I leave the school, cross the street, hug the retirement homes, circling back. It’s slightly more pleasant. In a large parking lot a man blares his car radio—it’s one long subwoofer, this town. I pass, and then peace, then—bam! A car screeches, and at my feet a full water bottle tumbles and rolls innocently by. It had collided with the gate to my right, rolling into the gutter, where it likely rests still.
I’ve heard of bike commuters in this town having trash thrown at them. But the litterers are most likely just poor shots. Surely, they aim for the gutter—it’s all one long gutter, this town—as that’s where everything else eventually ends up. They are, in any case, poor shots with their cars. There are stretches of neighborhood walls in this town, on the busier roads, that are tanned in multiple hues of ugly off-brown, different tans due to the cars ramming into them. So the broken walls are plastered up like the broken cars, with various mismatching colors and shades. I imagine most people here are either perpetually high or drunk—it’s own long bar, this town—or angry at walls in general.

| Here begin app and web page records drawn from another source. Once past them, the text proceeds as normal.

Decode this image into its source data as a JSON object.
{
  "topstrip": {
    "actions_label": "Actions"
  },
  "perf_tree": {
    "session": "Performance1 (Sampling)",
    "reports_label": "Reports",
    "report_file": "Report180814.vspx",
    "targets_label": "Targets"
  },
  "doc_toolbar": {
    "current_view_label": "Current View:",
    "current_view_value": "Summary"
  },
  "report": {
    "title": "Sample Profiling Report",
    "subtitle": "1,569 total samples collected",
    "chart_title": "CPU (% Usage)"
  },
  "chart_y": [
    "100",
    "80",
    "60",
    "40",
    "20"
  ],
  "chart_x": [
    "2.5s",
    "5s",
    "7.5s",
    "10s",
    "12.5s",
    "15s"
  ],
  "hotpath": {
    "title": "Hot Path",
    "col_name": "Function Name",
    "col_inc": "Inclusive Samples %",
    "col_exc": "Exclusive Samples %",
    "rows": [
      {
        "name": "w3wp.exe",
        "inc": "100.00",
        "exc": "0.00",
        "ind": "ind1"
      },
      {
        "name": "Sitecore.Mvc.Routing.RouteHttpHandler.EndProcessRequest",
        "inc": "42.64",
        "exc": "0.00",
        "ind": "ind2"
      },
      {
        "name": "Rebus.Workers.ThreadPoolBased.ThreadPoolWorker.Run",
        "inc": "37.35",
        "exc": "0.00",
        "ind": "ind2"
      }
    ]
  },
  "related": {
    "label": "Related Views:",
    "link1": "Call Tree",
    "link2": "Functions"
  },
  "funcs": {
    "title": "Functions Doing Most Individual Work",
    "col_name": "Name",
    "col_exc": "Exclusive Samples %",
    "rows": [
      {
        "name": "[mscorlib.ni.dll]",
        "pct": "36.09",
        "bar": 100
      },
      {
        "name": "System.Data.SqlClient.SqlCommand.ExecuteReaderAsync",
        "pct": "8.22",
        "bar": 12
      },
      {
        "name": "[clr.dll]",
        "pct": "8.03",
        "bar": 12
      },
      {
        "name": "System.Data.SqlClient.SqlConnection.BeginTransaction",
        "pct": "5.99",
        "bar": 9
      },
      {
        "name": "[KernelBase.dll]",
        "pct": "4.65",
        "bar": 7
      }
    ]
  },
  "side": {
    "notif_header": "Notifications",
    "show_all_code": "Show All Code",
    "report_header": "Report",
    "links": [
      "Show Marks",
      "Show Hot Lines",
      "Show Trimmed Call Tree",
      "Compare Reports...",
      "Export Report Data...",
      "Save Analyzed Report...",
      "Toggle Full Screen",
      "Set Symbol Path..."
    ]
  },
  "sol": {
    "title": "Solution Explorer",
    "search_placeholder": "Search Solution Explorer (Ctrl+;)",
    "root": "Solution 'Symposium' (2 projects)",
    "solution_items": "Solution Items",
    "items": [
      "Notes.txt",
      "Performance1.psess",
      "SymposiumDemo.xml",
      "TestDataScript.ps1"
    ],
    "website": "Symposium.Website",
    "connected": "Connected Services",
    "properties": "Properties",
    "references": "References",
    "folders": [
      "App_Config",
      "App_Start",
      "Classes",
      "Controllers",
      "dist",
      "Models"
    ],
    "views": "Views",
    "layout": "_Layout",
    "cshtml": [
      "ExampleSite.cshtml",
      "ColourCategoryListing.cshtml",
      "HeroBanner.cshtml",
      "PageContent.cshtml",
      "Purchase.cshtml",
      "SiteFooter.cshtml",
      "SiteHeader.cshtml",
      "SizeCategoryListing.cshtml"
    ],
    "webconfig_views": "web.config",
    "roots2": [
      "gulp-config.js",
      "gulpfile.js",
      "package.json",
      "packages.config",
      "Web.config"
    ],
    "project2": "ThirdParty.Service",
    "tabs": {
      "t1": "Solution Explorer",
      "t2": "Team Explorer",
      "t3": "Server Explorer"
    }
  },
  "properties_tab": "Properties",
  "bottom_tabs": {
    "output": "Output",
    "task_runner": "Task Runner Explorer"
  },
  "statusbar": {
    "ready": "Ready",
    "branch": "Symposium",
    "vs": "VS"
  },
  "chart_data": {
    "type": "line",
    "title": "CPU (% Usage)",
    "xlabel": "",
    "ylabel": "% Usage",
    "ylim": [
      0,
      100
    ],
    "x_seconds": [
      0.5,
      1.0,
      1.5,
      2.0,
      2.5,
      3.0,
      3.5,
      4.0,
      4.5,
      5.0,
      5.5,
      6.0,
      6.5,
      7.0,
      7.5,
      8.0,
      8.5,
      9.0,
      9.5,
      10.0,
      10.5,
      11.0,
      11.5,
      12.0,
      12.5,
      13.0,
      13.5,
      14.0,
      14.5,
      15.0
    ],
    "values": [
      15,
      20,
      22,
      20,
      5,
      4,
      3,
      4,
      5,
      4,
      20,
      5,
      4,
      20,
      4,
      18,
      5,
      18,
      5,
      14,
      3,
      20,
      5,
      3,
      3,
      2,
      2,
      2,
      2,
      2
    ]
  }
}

These thoughts crash through my head as I pass something that looks like Richard III’s spine sprawled on the lawn—a red, mangled fence, slammed into by a drunk the night before.
Sometimes I look at stars and wonder if anyone else sees them too, in happier places. I wonder then we’re not so far from each other after all. I look at the horned, pale moon peaking over purple clouds and wonder if I haven’t become mad like my neighbors, if I haven’t—
O, Cephas, where art thou?
Why hast thou forsaken me?
Has thou found Rocky this eve?
O, Vegas, why are you still here?
Have you not heard?
The bars and clubs are closed,
The strippers are stripped,
The hookers are hooked,
The gamblers are gamboling,
And it’s time—time to go home.
Sometimes, I look to the West, to Mt. Charleston—whence cometh my help? Sometimes, after my eyes adjust, I sit in our corner booth at the Ox. I look at a picture on the wall. Two mallards meekly float on a lake—the ripples ripple in rinds—somewhere deep in the Minnesota wild. I remember—memory floods me—distant lakes and rivers and plain, stillness, peace.
Photo: “Kensington Church Walk”
Oil on board, 1939